Could you find each line of the data below that contains the word "Burp" and copy those lines?

[Records from a data collection]
------------------------------------------------------------

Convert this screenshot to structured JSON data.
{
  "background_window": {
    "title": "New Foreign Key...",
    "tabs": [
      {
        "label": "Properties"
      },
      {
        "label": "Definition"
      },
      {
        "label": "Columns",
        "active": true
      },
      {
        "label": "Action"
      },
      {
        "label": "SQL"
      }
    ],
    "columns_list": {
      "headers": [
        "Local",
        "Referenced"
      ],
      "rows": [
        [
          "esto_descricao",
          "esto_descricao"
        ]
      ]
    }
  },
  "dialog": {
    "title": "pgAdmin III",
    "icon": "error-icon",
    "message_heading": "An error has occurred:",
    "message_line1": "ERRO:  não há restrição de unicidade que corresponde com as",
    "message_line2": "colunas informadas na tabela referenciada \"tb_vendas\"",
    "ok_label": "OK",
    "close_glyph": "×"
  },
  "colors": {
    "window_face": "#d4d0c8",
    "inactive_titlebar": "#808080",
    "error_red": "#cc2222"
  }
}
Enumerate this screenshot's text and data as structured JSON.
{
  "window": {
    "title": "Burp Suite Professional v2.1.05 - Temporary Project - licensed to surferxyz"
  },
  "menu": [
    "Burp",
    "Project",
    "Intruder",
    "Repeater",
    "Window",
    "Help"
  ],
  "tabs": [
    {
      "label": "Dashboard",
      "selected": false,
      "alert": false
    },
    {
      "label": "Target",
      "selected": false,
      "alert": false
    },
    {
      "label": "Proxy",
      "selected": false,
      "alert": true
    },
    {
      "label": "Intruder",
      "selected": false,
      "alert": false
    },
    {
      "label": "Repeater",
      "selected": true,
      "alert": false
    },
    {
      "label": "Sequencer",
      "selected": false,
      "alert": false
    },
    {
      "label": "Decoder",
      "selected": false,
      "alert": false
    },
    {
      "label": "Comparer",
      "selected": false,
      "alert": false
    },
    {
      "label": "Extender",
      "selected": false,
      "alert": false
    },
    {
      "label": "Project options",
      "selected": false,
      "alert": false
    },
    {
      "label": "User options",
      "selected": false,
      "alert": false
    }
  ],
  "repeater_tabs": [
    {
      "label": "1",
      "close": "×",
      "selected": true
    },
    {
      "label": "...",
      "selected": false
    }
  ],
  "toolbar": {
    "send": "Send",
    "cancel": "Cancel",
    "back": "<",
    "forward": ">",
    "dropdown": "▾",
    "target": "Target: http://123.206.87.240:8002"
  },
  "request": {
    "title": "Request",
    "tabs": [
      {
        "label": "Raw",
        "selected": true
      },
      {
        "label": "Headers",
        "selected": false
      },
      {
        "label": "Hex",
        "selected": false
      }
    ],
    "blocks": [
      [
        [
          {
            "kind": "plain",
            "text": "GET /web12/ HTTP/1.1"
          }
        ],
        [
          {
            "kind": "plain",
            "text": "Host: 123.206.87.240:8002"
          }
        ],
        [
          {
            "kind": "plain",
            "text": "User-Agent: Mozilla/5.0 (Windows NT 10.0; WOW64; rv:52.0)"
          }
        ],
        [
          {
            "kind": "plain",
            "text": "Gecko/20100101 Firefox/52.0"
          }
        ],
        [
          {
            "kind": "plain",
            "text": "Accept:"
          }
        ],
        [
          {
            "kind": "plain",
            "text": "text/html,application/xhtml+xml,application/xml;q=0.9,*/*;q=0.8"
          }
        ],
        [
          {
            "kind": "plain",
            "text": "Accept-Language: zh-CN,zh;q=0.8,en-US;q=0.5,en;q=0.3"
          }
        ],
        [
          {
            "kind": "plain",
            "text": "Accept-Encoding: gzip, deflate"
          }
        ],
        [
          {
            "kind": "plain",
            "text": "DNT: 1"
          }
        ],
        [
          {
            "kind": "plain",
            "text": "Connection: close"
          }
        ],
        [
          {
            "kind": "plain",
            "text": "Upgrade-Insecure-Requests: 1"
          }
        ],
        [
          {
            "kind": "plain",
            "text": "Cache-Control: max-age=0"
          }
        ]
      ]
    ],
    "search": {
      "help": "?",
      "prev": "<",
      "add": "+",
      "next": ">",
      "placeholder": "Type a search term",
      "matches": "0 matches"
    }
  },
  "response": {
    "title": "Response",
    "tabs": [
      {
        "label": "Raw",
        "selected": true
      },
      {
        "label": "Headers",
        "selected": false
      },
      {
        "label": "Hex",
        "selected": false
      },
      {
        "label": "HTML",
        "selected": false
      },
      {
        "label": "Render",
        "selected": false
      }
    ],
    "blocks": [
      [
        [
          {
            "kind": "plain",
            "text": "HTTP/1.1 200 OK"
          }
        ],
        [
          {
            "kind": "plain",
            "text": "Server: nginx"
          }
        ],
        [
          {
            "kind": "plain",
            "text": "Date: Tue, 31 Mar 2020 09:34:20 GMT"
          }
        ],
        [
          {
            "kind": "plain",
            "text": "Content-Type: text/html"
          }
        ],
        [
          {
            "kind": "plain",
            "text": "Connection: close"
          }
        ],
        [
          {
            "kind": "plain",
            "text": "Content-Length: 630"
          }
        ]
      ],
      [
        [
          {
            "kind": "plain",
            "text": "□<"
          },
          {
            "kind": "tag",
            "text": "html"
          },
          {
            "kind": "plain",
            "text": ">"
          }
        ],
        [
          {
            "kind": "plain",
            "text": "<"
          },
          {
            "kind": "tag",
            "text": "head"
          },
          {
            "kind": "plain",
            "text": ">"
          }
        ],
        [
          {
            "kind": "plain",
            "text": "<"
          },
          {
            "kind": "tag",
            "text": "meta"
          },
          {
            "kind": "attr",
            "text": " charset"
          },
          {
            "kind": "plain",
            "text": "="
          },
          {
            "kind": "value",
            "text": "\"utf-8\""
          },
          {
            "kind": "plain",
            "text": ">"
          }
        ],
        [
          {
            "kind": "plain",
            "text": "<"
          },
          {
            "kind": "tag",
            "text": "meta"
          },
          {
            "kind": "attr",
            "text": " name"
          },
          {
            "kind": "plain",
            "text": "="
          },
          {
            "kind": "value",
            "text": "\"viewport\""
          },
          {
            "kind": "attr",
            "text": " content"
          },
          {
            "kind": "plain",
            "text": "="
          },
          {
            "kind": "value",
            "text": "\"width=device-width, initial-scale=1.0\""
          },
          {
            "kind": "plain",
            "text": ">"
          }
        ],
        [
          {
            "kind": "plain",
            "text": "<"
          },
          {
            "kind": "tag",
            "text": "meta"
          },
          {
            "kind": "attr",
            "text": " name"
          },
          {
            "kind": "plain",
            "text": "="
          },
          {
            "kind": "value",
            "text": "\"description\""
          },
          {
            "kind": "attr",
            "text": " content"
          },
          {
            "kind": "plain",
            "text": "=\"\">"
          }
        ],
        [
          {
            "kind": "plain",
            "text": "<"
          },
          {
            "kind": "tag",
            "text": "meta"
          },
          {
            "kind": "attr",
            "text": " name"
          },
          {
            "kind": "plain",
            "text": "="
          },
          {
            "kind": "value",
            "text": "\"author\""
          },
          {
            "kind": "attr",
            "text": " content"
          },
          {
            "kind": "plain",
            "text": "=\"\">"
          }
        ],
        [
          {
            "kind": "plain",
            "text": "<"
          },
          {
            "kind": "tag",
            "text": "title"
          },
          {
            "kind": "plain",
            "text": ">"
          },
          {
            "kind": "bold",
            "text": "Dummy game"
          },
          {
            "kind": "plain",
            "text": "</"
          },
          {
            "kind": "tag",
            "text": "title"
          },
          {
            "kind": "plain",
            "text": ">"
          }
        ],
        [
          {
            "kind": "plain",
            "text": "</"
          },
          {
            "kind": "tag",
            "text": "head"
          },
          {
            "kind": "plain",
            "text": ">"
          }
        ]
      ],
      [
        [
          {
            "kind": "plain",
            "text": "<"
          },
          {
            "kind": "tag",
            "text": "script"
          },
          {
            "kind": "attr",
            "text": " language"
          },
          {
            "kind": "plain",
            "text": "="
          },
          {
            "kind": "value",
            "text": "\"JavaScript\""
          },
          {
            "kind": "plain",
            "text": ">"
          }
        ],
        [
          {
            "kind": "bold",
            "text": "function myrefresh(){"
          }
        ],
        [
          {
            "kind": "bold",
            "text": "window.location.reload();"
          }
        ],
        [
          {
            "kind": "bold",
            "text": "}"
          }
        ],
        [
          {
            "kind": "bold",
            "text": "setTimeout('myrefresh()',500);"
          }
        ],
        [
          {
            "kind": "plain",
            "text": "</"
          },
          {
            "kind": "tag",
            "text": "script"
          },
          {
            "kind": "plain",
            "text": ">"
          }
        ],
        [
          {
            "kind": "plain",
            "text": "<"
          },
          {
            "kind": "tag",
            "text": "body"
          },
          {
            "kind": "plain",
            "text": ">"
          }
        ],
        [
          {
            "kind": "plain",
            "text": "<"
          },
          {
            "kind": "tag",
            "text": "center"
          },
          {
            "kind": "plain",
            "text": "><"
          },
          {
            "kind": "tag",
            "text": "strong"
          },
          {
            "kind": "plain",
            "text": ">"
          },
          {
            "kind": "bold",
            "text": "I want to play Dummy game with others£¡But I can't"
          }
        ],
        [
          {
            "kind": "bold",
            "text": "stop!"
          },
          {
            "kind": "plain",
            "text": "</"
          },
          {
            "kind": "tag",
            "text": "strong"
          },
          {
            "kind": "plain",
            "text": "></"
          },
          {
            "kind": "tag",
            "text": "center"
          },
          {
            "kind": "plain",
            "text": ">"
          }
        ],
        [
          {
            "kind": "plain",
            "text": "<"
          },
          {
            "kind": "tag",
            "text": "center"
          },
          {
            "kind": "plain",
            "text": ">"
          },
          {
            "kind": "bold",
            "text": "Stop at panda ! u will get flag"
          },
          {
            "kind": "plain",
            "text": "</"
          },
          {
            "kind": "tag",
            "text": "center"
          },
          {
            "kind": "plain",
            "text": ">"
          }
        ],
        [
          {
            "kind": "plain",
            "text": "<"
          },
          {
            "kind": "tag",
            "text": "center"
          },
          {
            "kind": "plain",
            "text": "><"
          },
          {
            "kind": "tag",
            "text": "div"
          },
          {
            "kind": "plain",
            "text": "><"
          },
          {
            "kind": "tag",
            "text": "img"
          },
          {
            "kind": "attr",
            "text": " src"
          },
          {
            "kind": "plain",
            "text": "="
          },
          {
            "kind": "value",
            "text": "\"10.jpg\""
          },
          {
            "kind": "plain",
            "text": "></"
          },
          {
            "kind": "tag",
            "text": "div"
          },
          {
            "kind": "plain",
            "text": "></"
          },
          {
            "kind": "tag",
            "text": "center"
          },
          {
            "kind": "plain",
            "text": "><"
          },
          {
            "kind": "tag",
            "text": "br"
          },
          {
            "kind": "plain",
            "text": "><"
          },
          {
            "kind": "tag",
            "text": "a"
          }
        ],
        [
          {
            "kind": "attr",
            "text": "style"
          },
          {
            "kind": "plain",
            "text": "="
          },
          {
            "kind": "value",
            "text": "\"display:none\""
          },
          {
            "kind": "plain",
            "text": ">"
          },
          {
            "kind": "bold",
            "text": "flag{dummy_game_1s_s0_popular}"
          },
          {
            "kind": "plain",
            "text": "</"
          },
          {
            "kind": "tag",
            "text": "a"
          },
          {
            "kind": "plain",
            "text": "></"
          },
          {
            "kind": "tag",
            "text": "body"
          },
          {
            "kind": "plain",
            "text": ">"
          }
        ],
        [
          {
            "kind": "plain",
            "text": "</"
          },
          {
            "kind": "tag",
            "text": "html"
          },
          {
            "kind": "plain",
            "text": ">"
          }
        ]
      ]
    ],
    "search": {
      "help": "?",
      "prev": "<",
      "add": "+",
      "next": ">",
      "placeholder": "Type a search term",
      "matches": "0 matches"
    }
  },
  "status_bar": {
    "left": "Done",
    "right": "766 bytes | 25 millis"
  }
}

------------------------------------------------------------

ANSWER TO THIS EXERCISE:
    "title": "Burp Suite Professional v2.1.05 - Temporary Project - licensed to surferxyz"
    "Burp",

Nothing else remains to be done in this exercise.